─── Supplied records ───

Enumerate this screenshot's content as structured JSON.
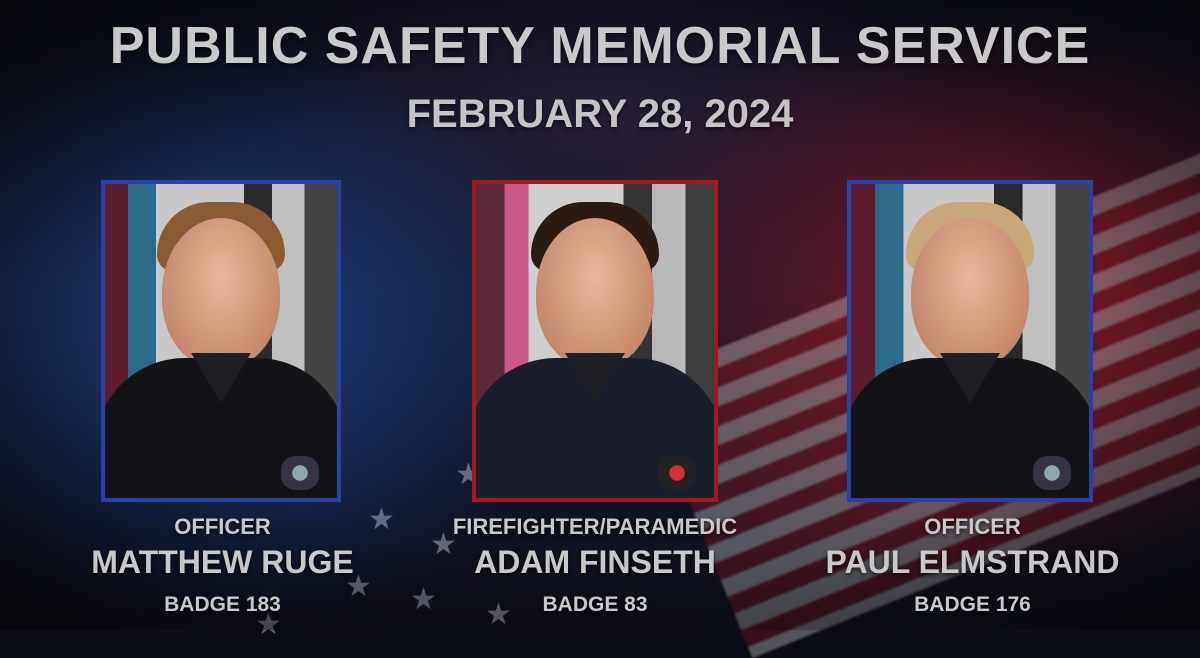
{
  "header": {
    "title": "PUBLIC SAFETY MEMORIAL SERVICE",
    "date": "FEBRUARY 28, 2024"
  },
  "honorees": [
    {
      "role": "OFFICER",
      "name": "MATTHEW RUGE",
      "badge": "BADGE 183",
      "frame_color": "#2a3fa8"
    },
    {
      "role": "FIREFIGHTER/PARAMEDIC",
      "name": "ADAM FINSETH",
      "badge": "BADGE 83",
      "frame_color": "#a01822"
    },
    {
      "role": "OFFICER",
      "name": "PAUL ELMSTRAND",
      "badge": "BADGE 176",
      "frame_color": "#2a3fa8"
    }
  ]
}
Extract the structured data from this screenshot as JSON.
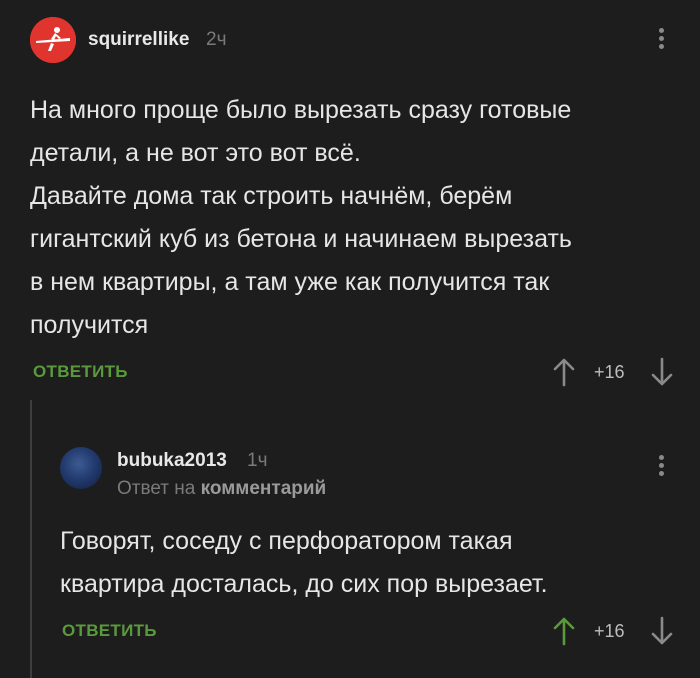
{
  "comment1": {
    "username": "squirrellike",
    "time": "2ч",
    "lines": [
      "На много проще было вырезать сразу готовые",
      "детали, а не вот это вот всё.",
      "Давайте дома так строить начнём, берём",
      "гигантский куб из бетона и начинаем вырезать",
      "в нем квартиры, а там уже как получится так",
      "получится"
    ],
    "reply_label": "ОТВЕТИТЬ",
    "score": "+16",
    "avatar_icon": "surfer-on-red-icon",
    "upvote_color": "#8a8a8a"
  },
  "comment2": {
    "username": "bubuka2013",
    "time": "1ч",
    "reply_to_prefix": "Ответ на",
    "reply_to_link": "комментарий",
    "lines": [
      "Говорят, соседу с перфоратором такая",
      "квартира досталась, до сих пор вырезает."
    ],
    "reply_label": "ОТВЕТИТЬ",
    "score": "+16",
    "upvote_color": "#5a9a3c"
  },
  "colors": {
    "background": "#1d1d1d",
    "accent_green": "#5a9a3c",
    "text": "#e6e6e6",
    "muted": "#7a7a7a"
  }
}
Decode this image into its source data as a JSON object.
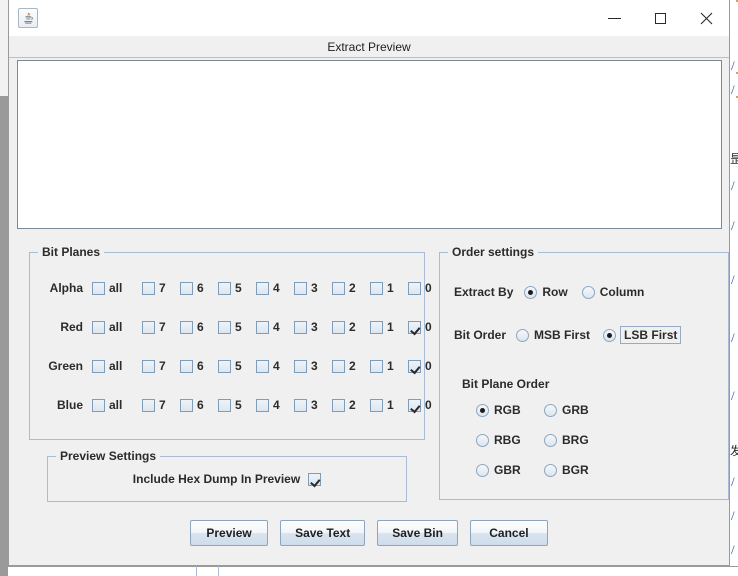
{
  "window": {
    "app_icon": "java-coffee-cup-icon",
    "dialog_title": "Extract Preview",
    "controls": {
      "minimize": "minimize-button",
      "maximize": "maximize-button",
      "close": "close-button"
    }
  },
  "preview": {
    "text": ""
  },
  "bit_planes": {
    "legend": "Bit Planes",
    "columns": [
      "all",
      "7",
      "6",
      "5",
      "4",
      "3",
      "2",
      "1",
      "0"
    ],
    "rows": [
      {
        "label": "Alpha",
        "checked": [
          false,
          false,
          false,
          false,
          false,
          false,
          false,
          false,
          false
        ]
      },
      {
        "label": "Red",
        "checked": [
          false,
          false,
          false,
          false,
          false,
          false,
          false,
          false,
          true
        ]
      },
      {
        "label": "Green",
        "checked": [
          false,
          false,
          false,
          false,
          false,
          false,
          false,
          false,
          true
        ]
      },
      {
        "label": "Blue",
        "checked": [
          false,
          false,
          false,
          false,
          false,
          false,
          false,
          false,
          true
        ]
      }
    ]
  },
  "order_settings": {
    "legend": "Order settings",
    "extract_by": {
      "label": "Extract By",
      "options": [
        "Row",
        "Column"
      ],
      "selected": "Row"
    },
    "bit_order": {
      "label": "Bit Order",
      "options": [
        "MSB First",
        "LSB First"
      ],
      "selected": "LSB First",
      "focused": "LSB First"
    },
    "bit_plane_order": {
      "label": "Bit Plane Order",
      "options": [
        "RGB",
        "GRB",
        "RBG",
        "BRG",
        "GBR",
        "BGR"
      ],
      "selected": "RGB"
    }
  },
  "preview_settings": {
    "legend": "Preview Settings",
    "include_hex_dump": {
      "label": "Include Hex Dump In Preview",
      "checked": true
    }
  },
  "buttons": [
    {
      "label": "Preview"
    },
    {
      "label": "Save Text"
    },
    {
      "label": "Save Bin"
    },
    {
      "label": "Cancel"
    }
  ],
  "background": {
    "right_edge_glyphs": [
      "/",
      "/",
      "昰",
      "/",
      "/",
      "/",
      "/",
      "发",
      "/",
      "/",
      "/"
    ]
  },
  "colors": {
    "window_bg": "#f0f0f0",
    "panel_border": "#a9bcd4",
    "text": "#2b2b2b",
    "control_border": "#7f9db9",
    "button_face": "#d9e4f0"
  }
}
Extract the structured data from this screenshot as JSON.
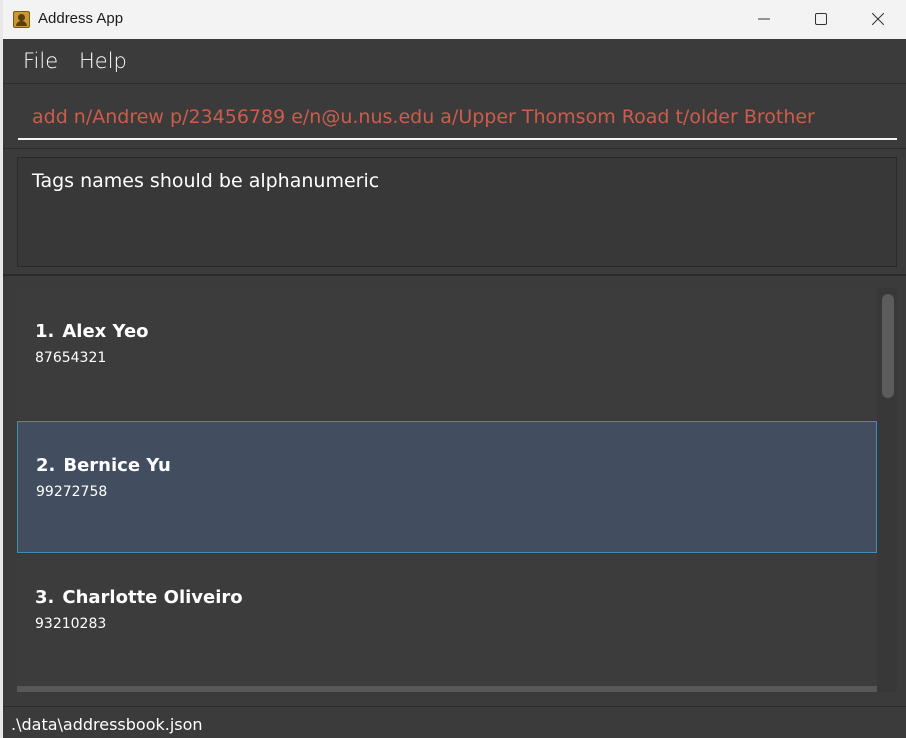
{
  "window": {
    "title": "Address App",
    "icon": "address-book-icon",
    "controls": [
      "minimize-icon",
      "maximize-icon",
      "close-icon"
    ]
  },
  "menu": {
    "items": [
      "File",
      "Help"
    ]
  },
  "command_box": {
    "value": "add n/Andrew p/23456789 e/n@u.nus.edu a/Upper Thomsom Road t/older Brother",
    "text_color": "#cd5c4a"
  },
  "result_display": {
    "message": "Tags names should be alphanumeric"
  },
  "person_list": {
    "selected_index": 1,
    "persons": [
      {
        "index": "1.",
        "name": "Alex Yeo",
        "phone": "87654321"
      },
      {
        "index": "2.",
        "name": "Bernice Yu",
        "phone": "99272758"
      },
      {
        "index": "3.",
        "name": "Charlotte Oliveiro",
        "phone": "93210283"
      }
    ]
  },
  "status_bar": {
    "path": ".\\data\\addressbook.json"
  },
  "colors": {
    "background": "#3b3b3b",
    "selected_card": "#424d5f",
    "selected_border": "#3d8fb6"
  }
}
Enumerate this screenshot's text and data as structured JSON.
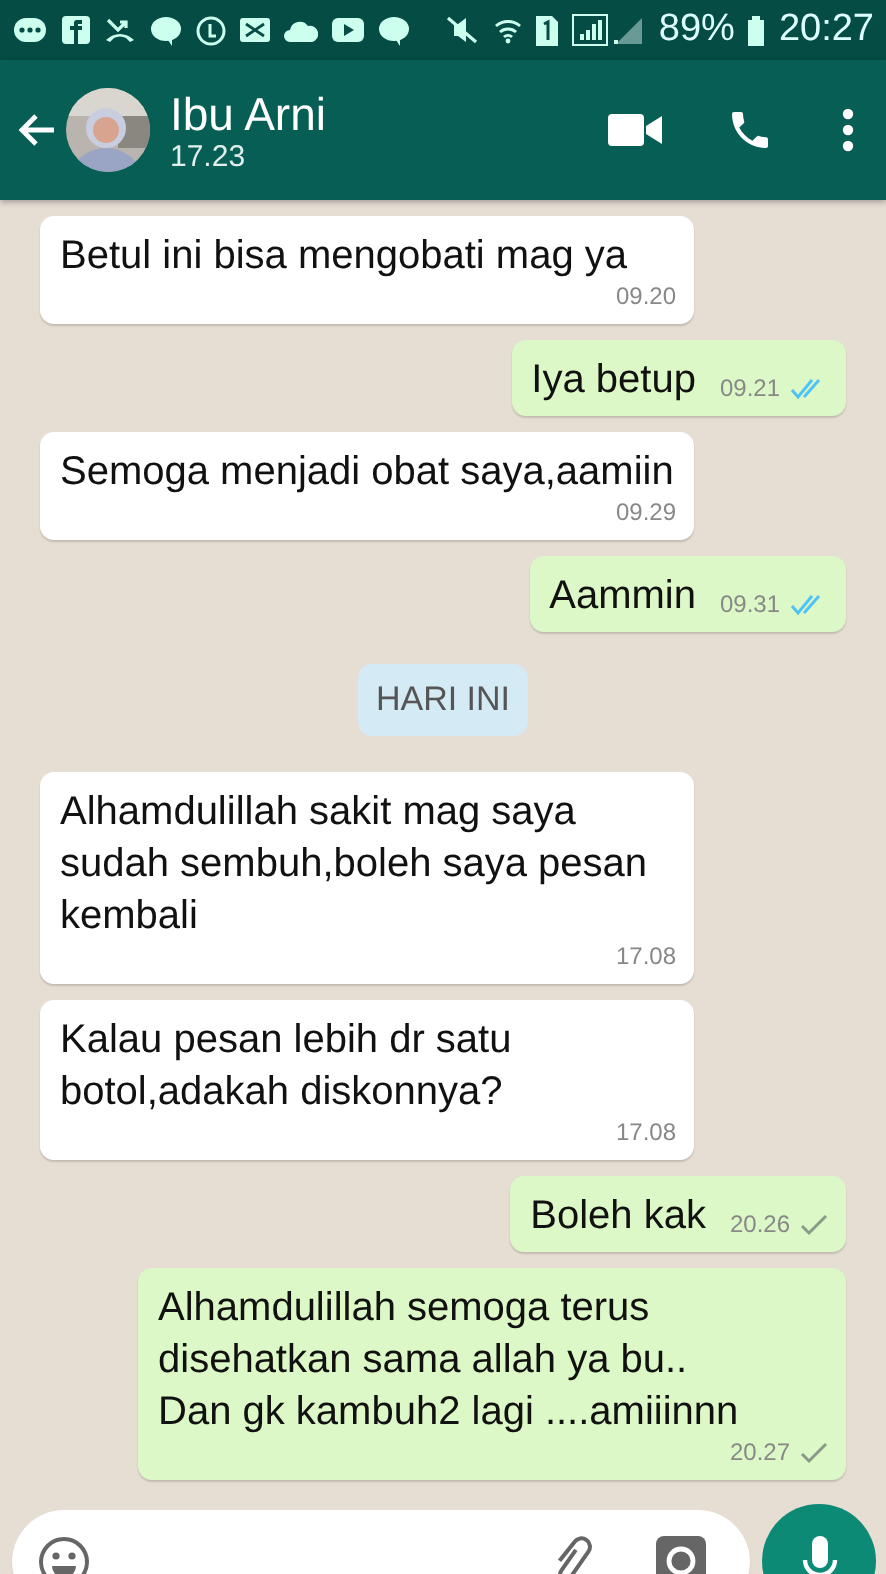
{
  "status_bar": {
    "battery": "89%",
    "time": "20:27"
  },
  "header": {
    "name": "Ibu Arni",
    "last_seen": "17.23"
  },
  "messages": [
    {
      "kind": "incoming",
      "text": "Betul ini bisa mengobati mag ya",
      "time": "09.20"
    },
    {
      "kind": "outgoing",
      "text": "Iya betup",
      "time": "09.21",
      "read": true
    },
    {
      "kind": "incoming",
      "text": "Semoga menjadi obat saya,aamiin",
      "time": "09.29"
    },
    {
      "kind": "outgoing",
      "text": "Aammin",
      "time": "09.31",
      "read": true
    },
    {
      "kind": "date",
      "text": "HARI INI"
    },
    {
      "kind": "incoming",
      "text": "Alhamdulillah sakit mag saya sudah sembuh,boleh saya pesan kembali",
      "time": "17.08"
    },
    {
      "kind": "incoming",
      "text": "Kalau pesan lebih dr satu botol,adakah diskonnya?",
      "time": "17.08"
    },
    {
      "kind": "outgoing",
      "text": "Boleh kak",
      "time": "20.26",
      "read": false
    },
    {
      "kind": "outgoing",
      "text": "Alhamdulillah semoga terus\ndisehatkan sama allah ya bu..\nDan gk kambuh2 lagi  ....amiiinnn",
      "time": "20.27",
      "read": false
    }
  ]
}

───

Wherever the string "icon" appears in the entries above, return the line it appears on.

▶ Result of this task
    "avatar_icon": "surfer-on-red-icon",
    "app_icon": "java-coffee-cup-icon",
    "icon": "address-book-icon",
      "minimize-icon",
      "maximize-icon",
      "close-icon"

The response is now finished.